A big thank you to everyone who came along to the #DataMash at our Southampton head office. The data- and geography-themed unconference was a collaboration between OS and Defra, with around 150 attendees from across the Defra Group, alongside representatives from some of Defra data suppliers, data users, and IT providers.
Defra works with 33 organisations and 22,000 people (such as Environment Agency, Natural England, Rural Payments Agency, Animal and Plant Health, Forestry Commission) and a huge user of OS data as around 80% of the Defra group’s work has a geospatial element.
The overall theme of #DataMash was transformation towards being data driven, connecting geospatial data to government policy development and the implementation and monitoring of policy/citizen services
Guest post by Miranda Sharp, Head of Commercial Business, Ordnance Survey
The industry and the Government have been working tirelessly over the past 24 months to agree the replacement for the Statement of Principles that allows affordable flood cover for all. However, now the Water Bill has received Royal Ascent; the real hard work is about to begin on Flood Re as the enabling legislation is in place. The Flood Re scheme will allow owners of flood-prone homes to buy affordable insurance, where annual premiums will be capped and payouts for flood damage will come from a central pool of money. Homeowners will continue to buy home insurance in the normal way through insurers or brokers, but their insurers may choose to include their homes into the scheme.
The industry, politicians and the media have been discussing some of the exclusions at length, including the Association of British Insurers (ABI) putting a case for the inclusion Council Tax Band H properties. In light of this discussion, Ordnance Survey, in conjunction with POST have commissioned a report find out where concerns with Flood Re lie. The research asked a range of experts across the insurance market along with 120 professionals for their views on Flood Re.
Richard Brocklebank, Business Development Manager, Ordnance Survey
Last week over 190 industry professionals got together to hear the latest on flood risk and data available to help understand and manage it at a collaborative event organised by Ordnance Survey, Environment Agency, Met Office and British Geological Survey. Our vision for the event was to bring together data creators, application providers, insurers and brokers in one room, with the aim of facilitating discussion and working together to better manage the problem of flood risk across the UK. Through this the industry would gain a greater understanding of the scale of the flood risk problem and available data to help them with their work.
UK Location launched the beta version of the Metadata Editor last week, built by us at Ordnance Survey.
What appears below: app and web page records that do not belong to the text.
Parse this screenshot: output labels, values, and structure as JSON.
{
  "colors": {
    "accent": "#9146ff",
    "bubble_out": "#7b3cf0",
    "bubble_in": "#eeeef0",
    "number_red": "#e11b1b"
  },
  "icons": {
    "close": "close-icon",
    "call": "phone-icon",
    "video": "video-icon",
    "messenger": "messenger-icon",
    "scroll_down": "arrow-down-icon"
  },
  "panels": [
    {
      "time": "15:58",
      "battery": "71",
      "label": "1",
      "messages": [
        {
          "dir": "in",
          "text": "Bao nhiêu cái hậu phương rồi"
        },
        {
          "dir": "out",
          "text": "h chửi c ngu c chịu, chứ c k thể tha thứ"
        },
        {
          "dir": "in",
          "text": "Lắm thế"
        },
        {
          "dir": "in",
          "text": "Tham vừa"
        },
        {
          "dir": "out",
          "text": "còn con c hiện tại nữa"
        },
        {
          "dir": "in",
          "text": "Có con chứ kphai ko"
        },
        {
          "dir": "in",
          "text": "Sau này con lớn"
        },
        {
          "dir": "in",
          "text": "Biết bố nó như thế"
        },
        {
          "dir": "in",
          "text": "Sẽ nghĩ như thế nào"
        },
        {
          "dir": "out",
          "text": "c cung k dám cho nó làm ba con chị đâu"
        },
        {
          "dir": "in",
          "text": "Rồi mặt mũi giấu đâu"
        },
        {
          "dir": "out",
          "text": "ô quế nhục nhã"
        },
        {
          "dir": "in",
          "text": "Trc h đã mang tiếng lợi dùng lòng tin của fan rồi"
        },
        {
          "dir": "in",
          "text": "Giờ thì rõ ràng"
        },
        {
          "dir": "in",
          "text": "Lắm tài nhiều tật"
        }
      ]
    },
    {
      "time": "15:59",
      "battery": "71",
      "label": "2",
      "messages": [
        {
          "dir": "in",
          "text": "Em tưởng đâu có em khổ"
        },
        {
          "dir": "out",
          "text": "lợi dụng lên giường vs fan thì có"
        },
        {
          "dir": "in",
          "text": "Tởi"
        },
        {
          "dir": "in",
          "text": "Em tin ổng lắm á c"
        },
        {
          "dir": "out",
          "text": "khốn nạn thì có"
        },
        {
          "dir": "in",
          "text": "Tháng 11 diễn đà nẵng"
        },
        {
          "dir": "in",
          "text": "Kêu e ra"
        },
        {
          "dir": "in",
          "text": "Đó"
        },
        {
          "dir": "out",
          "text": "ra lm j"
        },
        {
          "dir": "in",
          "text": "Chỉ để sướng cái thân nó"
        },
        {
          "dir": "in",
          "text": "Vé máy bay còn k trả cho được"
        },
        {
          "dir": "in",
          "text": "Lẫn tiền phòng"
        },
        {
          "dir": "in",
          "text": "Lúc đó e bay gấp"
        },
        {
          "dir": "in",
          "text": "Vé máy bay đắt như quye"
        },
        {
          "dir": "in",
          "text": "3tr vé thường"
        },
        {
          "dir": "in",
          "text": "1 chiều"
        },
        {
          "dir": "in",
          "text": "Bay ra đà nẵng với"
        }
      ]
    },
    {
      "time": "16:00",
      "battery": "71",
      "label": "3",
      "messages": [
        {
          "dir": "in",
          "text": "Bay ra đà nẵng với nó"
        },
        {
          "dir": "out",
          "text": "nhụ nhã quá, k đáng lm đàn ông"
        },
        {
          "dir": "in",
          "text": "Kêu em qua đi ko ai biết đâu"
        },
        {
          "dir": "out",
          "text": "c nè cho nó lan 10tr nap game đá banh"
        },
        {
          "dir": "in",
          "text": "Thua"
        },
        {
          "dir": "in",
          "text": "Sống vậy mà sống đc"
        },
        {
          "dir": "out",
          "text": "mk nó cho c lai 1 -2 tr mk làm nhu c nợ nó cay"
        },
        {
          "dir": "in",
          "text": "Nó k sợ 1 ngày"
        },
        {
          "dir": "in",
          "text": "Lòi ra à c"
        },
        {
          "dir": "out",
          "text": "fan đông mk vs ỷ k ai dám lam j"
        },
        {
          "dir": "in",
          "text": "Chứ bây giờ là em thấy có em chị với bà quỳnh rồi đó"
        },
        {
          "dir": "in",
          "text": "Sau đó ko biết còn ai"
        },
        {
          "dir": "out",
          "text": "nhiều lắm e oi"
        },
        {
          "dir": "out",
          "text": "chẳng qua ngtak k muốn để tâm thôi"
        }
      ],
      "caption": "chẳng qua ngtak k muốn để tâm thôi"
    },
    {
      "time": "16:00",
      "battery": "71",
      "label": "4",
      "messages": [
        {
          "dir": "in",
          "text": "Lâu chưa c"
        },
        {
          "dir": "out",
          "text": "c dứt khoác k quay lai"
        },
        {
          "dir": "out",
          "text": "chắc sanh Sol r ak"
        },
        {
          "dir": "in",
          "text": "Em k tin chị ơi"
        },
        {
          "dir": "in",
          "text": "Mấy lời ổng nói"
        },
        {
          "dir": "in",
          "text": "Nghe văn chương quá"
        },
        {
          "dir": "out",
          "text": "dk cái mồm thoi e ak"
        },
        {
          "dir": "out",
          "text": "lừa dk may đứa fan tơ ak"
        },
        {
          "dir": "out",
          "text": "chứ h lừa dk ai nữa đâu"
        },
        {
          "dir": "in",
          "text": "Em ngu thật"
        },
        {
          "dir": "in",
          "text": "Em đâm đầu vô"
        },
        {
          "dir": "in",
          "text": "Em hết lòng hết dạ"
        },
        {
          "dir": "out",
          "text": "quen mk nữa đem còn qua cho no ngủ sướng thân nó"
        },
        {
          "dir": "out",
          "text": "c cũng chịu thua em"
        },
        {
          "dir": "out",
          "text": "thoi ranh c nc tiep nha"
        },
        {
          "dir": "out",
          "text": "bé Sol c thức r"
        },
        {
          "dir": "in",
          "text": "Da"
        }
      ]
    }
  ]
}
We built it using the GeoNetwork platform and have made the Metadata Editor available in two formats – a web-based on line version and an downloadable version. The UK Location Metadata Editor enables users to create, edit and validate UK Location compliant discovery metadata resources.
We’re one of many UK public bodies that produces data which falls within the scope of the Inspire Directive (Infrastructure for Spatial Information in Europe). The Directive aims to ensure that geographic information joins up between European countries. This can then help in major environmental disasters such as forest fires, floods and industrial explosions that do not respect national boundaries.